        2nd paragraph:
        Here I pull my hair and gnash teeth about how I think it’s often a flaw when it gets as far as players being taken by surprise with people pulling out weapons or noticing that the guy they were trying to buy drugs from was a narc. I state that players should generally have at least a chance to notice or predict a normalish “surprise” before it happens, and that this chance be a real chance, or else you end up beating your players over their heads with penalties for not both noticing and following up on minor details said in my (ocassionally) rambling descriptions and idiosyncratic NPC dialogues. I then reiterate that there definitely is still a place for surprise though.
        3rd paragraph:
        I ramble about experiences with GMing cyberpunk from the perspective of surprises. I bring up examples, which are somewhat entertaining. I explain that after a while my players start to figure out a bit about second-guessing things and bitch that I’m too busy to game and have lost contact with most of my old players and fellow-GMs over the years.

        4th and 5th paragraphs:
        I opine about how psychic visions and things like it ought to be mysterious, vague, and never give the full keys to the castle regarding the plot, citing William Shakespeare as an authority.
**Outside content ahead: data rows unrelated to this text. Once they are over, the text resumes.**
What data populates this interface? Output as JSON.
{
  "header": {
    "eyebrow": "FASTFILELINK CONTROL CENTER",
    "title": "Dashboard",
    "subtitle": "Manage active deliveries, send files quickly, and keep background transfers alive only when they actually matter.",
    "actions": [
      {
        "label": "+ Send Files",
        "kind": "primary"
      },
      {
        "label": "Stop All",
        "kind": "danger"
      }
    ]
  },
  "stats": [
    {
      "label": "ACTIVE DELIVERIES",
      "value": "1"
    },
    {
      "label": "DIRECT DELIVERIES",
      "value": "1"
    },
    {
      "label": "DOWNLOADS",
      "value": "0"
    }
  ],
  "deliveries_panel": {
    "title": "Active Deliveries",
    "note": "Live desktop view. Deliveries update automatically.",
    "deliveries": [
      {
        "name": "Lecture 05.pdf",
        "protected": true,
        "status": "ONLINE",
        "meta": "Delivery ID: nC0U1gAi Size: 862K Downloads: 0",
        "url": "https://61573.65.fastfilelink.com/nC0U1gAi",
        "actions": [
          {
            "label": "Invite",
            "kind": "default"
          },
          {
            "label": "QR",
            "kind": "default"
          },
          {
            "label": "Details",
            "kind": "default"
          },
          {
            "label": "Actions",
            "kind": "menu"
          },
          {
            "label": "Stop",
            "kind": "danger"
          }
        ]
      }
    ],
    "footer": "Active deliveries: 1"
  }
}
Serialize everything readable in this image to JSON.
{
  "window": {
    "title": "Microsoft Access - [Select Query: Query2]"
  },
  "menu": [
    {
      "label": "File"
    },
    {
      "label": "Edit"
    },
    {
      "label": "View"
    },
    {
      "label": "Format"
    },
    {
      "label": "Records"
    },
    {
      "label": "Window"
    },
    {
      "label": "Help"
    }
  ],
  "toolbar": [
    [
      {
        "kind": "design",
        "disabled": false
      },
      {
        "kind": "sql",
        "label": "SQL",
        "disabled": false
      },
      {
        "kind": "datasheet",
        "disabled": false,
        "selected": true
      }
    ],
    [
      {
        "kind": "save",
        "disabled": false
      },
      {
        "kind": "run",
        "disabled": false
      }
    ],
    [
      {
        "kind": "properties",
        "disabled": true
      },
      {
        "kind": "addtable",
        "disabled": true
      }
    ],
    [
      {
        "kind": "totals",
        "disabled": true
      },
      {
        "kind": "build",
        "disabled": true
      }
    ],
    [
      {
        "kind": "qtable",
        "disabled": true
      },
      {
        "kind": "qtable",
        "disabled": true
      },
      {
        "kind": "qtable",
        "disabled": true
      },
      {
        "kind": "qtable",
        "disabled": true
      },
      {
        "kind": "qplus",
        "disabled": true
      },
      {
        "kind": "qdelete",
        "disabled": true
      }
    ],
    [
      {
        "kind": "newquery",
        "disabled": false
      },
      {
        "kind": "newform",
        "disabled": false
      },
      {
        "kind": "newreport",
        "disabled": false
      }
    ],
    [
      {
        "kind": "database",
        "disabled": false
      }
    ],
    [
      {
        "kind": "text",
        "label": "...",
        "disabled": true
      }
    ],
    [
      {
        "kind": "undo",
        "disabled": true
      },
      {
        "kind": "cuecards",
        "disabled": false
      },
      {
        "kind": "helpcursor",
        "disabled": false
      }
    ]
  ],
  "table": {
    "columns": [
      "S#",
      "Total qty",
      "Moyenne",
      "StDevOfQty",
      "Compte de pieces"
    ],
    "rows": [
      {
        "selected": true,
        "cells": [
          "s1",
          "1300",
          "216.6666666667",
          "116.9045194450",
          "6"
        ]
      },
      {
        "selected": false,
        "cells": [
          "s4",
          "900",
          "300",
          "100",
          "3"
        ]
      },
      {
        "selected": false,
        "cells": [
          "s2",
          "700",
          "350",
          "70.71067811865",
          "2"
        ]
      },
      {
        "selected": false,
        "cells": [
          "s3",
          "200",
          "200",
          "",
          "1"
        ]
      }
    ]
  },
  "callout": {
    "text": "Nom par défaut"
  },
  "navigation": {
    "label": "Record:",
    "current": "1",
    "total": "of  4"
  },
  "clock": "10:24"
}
        …This help? —A horrible, horrible coward.

  5. I can’t believe I just watched two bugs having sex. 😯

    I don’t ever run games so I don’t know if I need to know about all the clues and stuff. You should write a blog for players instead of DMs. There are more players anyways. 8)

    • One problem with this is that since the GM/DM is building the world, running many of the important people and absolutely all of the extras it’s more important that the GM/DM know how to do things right than that the players do: A good GM can help novice players figure out what to do and identify and deal with problem player behaviours but uniformly good players often aren’t enough to salvage something put together by a misguided, novice GM/DM.
      Accordingly, the best players are mostly ones who appreciate the difficulties that the GM/DM has and are good collaborators–identifying where they shouldn’t break the set and get tangled in the backstage lighting for instance (with note and preparation heavy gamelords), and knowing how cooperate with the rest of the players well to avoid either hiding in a corner or trying to hog the spotlight.
      There’s also problems of varying interpretations of what being a good player is about, which I’ve historically analyzed from the, “Wargamer, Roleplayer, Loonie and Munchkin,” analytic, although other ones of equal (or greater?) usefulness exist.

        • Not quest or campaign motivation and the player/character dichotomy? Glad my feedback was at least somewhat helpful instead of just a TL:DR.
          I’m in a ranty-mood today, sorry if it got a little messy.

  6. Wow that’s a really good article. I used to GM an Over the Edge group, which was a system created by J. Tweet before he wrote 3rd Ed. An extremely flexible, brilliant game. The unique thing was that the players would throw out handles and needles suggestions all by themselves (heavy paranoia). “Wait a minute. Did he say our waiter had a ponytail and astrology tattoos? You don’t think he’s in Aries Gang do you? Is he spying on us? Trying to kill us?” Well players… he is NOW. It took some getting used to, but once I stopped feeling like an unprepared, lazy GM, and started letting the players write the story most of the time (of course you have your plot, just be willing to change it), they had INSANE fun. I know it feels bad to do it at first, but being able to roll with your players’ whims draws them in, and pretty soon they never know when you’re doing it, and when you’re not.